Local

Rip currents keeping lifeguards busy with swimmer rescues at NC beaches

How to survive if you get caught in a rip current

Rip currents are powerful, narrow channels of fast-moving water. Rip currents account for 80% of beach rescues, and can be dangerous if you don't know what to do. This video from NOAA Ocean Today shows you how to break the grip of the rip.
Up Next
Rip currents are powerful, narrow channels of fast-moving water. Rip currents account for 80% of beach rescues, and can be dangerous if you don't know what to do. This video from NOAA Ocean Today shows you how to break the grip of the rip.

Potentially deadly rip currents are keeping lifeguards busy at beaches on the central North Carolina coast.

Emerald Isle lifeguards reported 13 rescues on Thursday alone, WITN in Greenville, N.C., reported. That brought the total for the week to 25, including one swimmer who drowned and another hospitalized in critical condition.

Rip currents are powerful channels of water flowing quickly away from shore. They occur most often at low spots or breaks in sandbars and near structures such as jetties and piers.

Through April 30, 31 people nationwide – not including the death in North Carolina this week – had died in surf zones, most from rip currents, a federal agency reports.

Other beaches on the Crystal Coast, an 85-mile stretch of coastline from Cape Lookout National Seashore to the New River, have also reported large numbers of rescues, WITN reported.

Atlantic Beach has had 14 rescues in the past three weeks, the news site said. Salter Path has had five rescues and 10 distress calls, and North Topsail Beach has had four distress calls (in which emergency crews respond but no one is pulled from the water).

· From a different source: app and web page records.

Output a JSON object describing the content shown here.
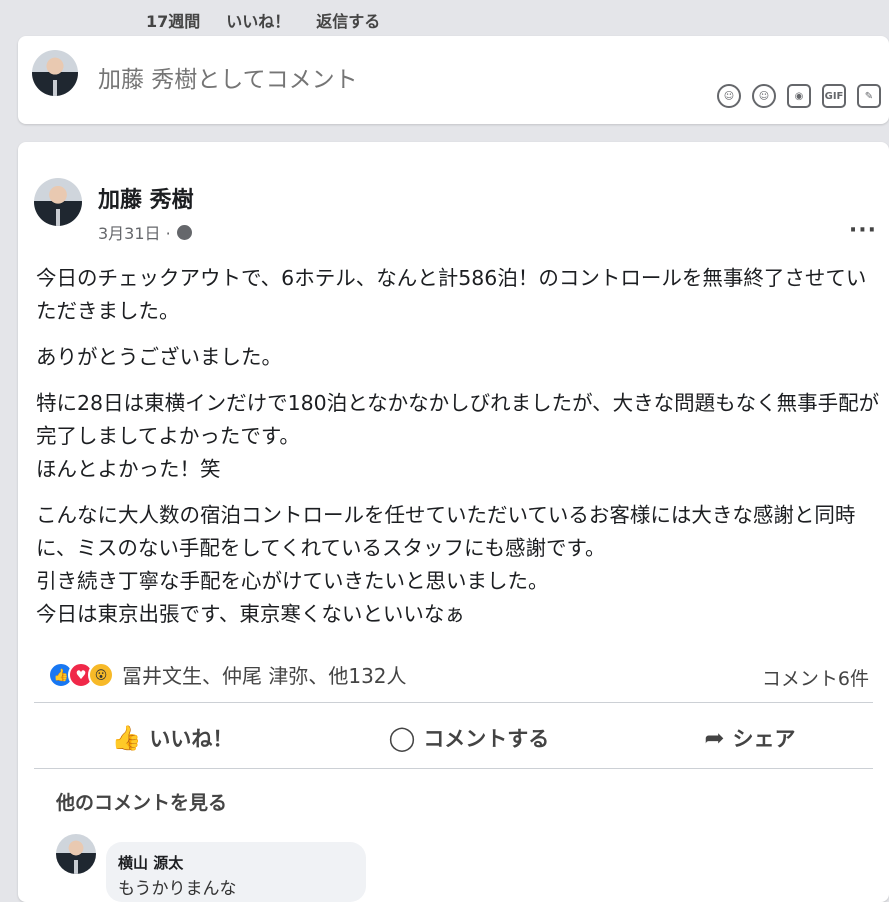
{
  "previous_comment": {
    "time": "17週間",
    "like_label": "いいね！",
    "reply_label": "返信する"
  },
  "comment_box": {
    "placeholder": "加藤 秀樹としてコメント",
    "tools": [
      "sticker-icon",
      "emoji-icon",
      "camera-icon",
      "gif-icon",
      "sticker-alt-icon"
    ],
    "gif_label": "GIF"
  },
  "post": {
    "author": "加藤 秀樹",
    "date": "3月31日 ·",
    "more": "···",
    "paragraphs": [
      "今日のチェックアウトで、6ホテル、なんと計586泊！のコントロールを無事終了させていただきました。",
      "ありがとうございました。",
      "特に28日は東横インだけで180泊となかなかしびれましたが、大きな問題もなく無事手配が完了しましてよかったです。\nほんとよかった！笑",
      "こんなに大人数の宿泊コントロールを任せていただいているお客様には大きな感謝と同時に、ミスのない手配をしてくれているスタッフにも感謝です。\n引き続き丁寧な手配を心がけていきたいと思いました。\n今日は東京出張です、東京寒くないといいなぁ"
    ],
    "reactions_text": "冨井文生、仲尾 津弥、他132人",
    "comment_count": "コメント6件",
    "actions": {
      "like": "いいね！",
      "comment": "コメントする",
      "share": "シェア"
    },
    "more_comments": "他のコメントを見る"
  },
  "reply": {
    "name": "横山 源太",
    "text": "もうかりまんな"
  },
  "colors": {
    "like_blue": "#1877f2",
    "love_red": "#f02849",
    "wow_yellow": "#f7b928"
  }
}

The National Weather Service’s Wilmington station issues daily surf forecasts, including updates on rip currents, for the southern North Carolina and South Carolina coasts.

The service urges beachgoers to swim near lifeguards and pay attention to flags or signs that warn of rip currents.

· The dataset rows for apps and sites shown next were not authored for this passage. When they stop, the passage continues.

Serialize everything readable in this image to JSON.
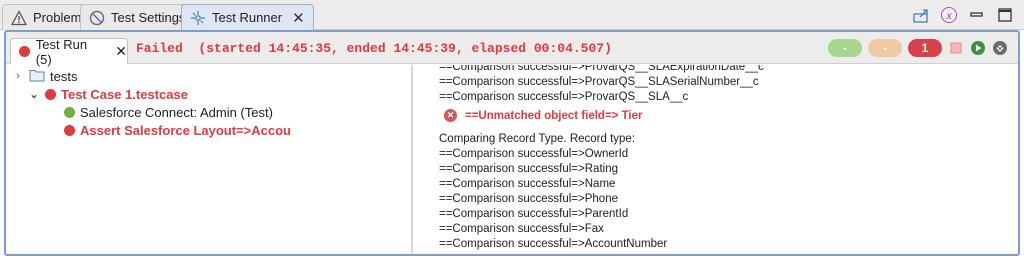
{
  "view_tabs": [
    {
      "label": "Problems",
      "icon": "warning-icon"
    },
    {
      "label": "Test Settings",
      "icon": "no-entry-icon"
    },
    {
      "label": "Test Runner",
      "icon": "runner-icon",
      "active": true
    }
  ],
  "view_toolbar": [
    "export-icon",
    "clear-icon",
    "minimize-icon",
    "maximize-icon"
  ],
  "run": {
    "tab_label": "Test Run (5)",
    "status": "Failed  (started 14:45:35, ended 14:45:39, elapsed 00:04.507)",
    "counters": {
      "passed": "-",
      "skipped": "-",
      "failed": "1"
    }
  },
  "tree": {
    "root": "tests",
    "test_case": "Test Case 1.testcase",
    "steps": [
      {
        "label": "Salesforce Connect: Admin (Test)",
        "status": "passed"
      },
      {
        "label": "Assert Salesforce Layout=>Accou",
        "status": "failed"
      }
    ]
  },
  "log": {
    "lines_top": [
      "==Comparison successful=>ProvarQS__SLAExpirationDate__c",
      "==Comparison successful=>ProvarQS__SLASerialNumber__c",
      "==Comparison successful=>ProvarQS__SLA__c"
    ],
    "error_line": "==Unmatched object field=> Tier",
    "section_header": "Comparing Record Type. Record type:",
    "lines_bottom": [
      "==Comparison successful=>OwnerId",
      "==Comparison successful=>Rating",
      "==Comparison successful=>Name",
      "==Comparison successful=>Phone",
      "==Comparison successful=>ParentId",
      "==Comparison successful=>Fax",
      "==Comparison successful=>AccountNumber"
    ]
  },
  "colors": {
    "error": "#e0393e",
    "pass": "#70b040",
    "accent": "#7f9dcc"
  }
}
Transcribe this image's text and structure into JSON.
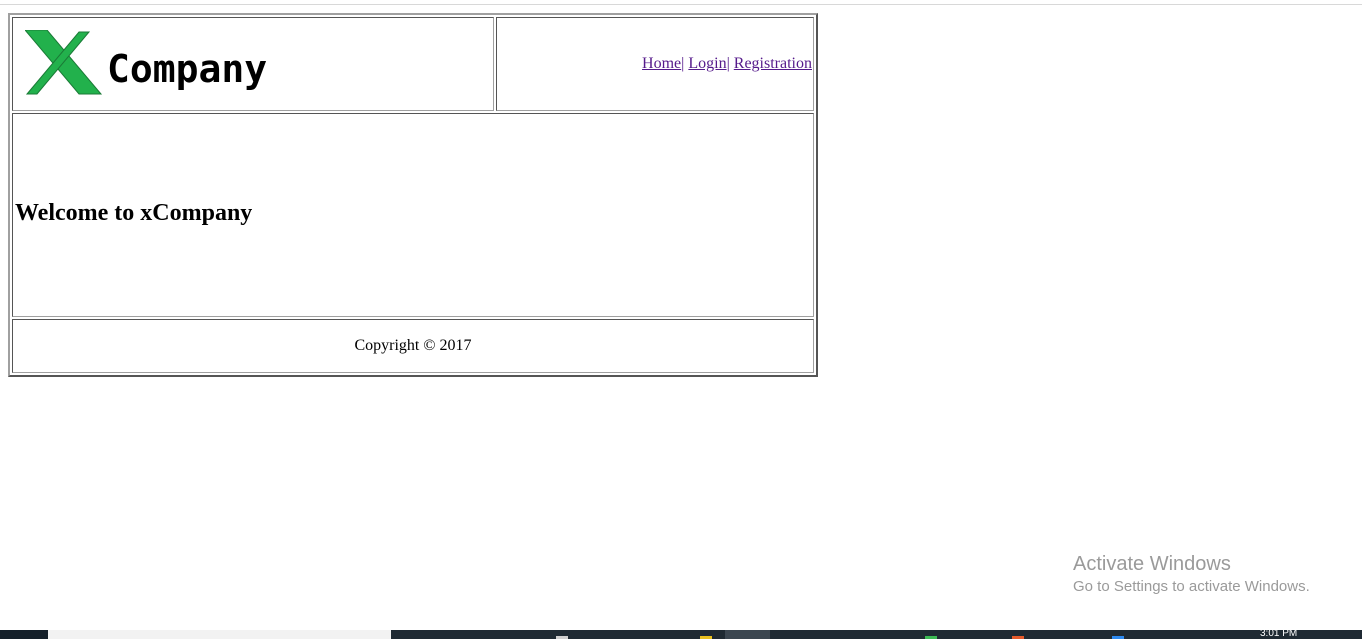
{
  "header": {
    "logo_text": "Company",
    "logo_mark": "X"
  },
  "nav": {
    "home": "Home",
    "login": "Login",
    "registration": "Registration",
    "separator": "|"
  },
  "main": {
    "heading": "Welcome to xCompany"
  },
  "footer": {
    "copyright": "Copyright © 2017"
  },
  "watermark": {
    "title": "Activate Windows",
    "subtitle": "Go to Settings to activate Windows."
  },
  "taskbar": {
    "clock": "3:01 PM"
  },
  "colors": {
    "logo_green": "#22b14c",
    "visited_link": "#551a8b",
    "taskbar": "#1f2a33"
  }
}
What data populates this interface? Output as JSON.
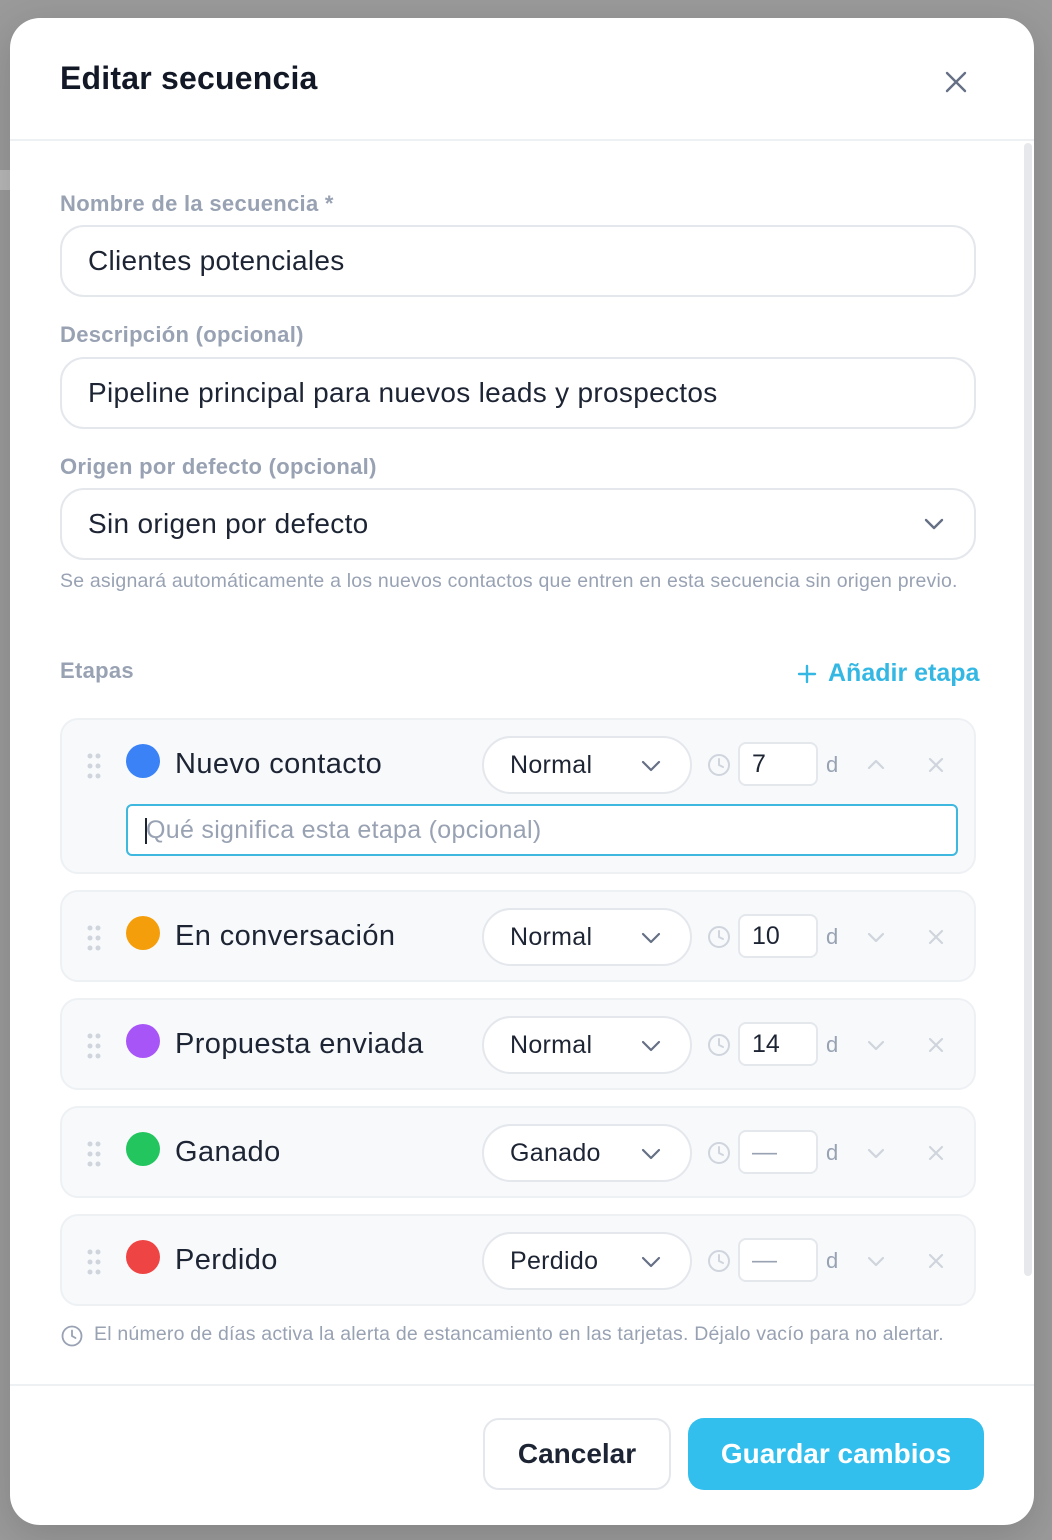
{
  "modal": {
    "title": "Editar secuencia"
  },
  "form": {
    "name_label": "Nombre de la secuencia *",
    "name_value": "Clientes potenciales",
    "description_label": "Descripción (opcional)",
    "description_value": "Pipeline principal para nuevos leads y prospectos",
    "origin_label": "Origen por defecto (opcional)",
    "origin_value": "Sin origen por defecto",
    "origin_hint": "Se asignará automáticamente a los nuevos contactos que entren en esta secuencia sin origen previo."
  },
  "stages": {
    "label": "Etapas",
    "add_label": "Añadir etapa",
    "days_unit": "d",
    "description_placeholder": "Qué significa esta etapa (opcional)",
    "items": [
      {
        "name": "Nuevo contacto",
        "color": "#3b82f6",
        "type": "Normal",
        "days": "7"
      },
      {
        "name": "En conversación",
        "color": "#f59e0b",
        "type": "Normal",
        "days": "10"
      },
      {
        "name": "Propuesta enviada",
        "color": "#a855f7",
        "type": "Normal",
        "days": "14"
      },
      {
        "name": "Ganado",
        "color": "#22c55e",
        "type": "Ganado",
        "days": "—"
      },
      {
        "name": "Perdido",
        "color": "#ef4444",
        "type": "Perdido",
        "days": "—"
      }
    ],
    "footer_note": "El número de días activa la alerta de estancamiento en las tarjetas. Déjalo vacío para no alertar."
  },
  "actions": {
    "cancel_label": "Cancelar",
    "save_label": "Guardar cambios"
  },
  "colors": {
    "accent": "#32bfee",
    "focus_border": "#3fb8e0"
  }
}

Rip currents are powerful, narrow channels of fast-moving water. Rip currents account for 80% of beach rescues, and can be dangerous if you don't know what to do. This video from NOAA Ocean Today shows you how to break the grip of the rip.

Bruce Henderson: 704-358-5051, @bhender

What to do in a rip current

Tips from the National Weather Service:

▪ Relax and float.

▪ Don’t swim against the current.

▪ Swim in a direction following the shoreline.

▪ If unable to escape the current, face the shore and call or wave for help.

  Comments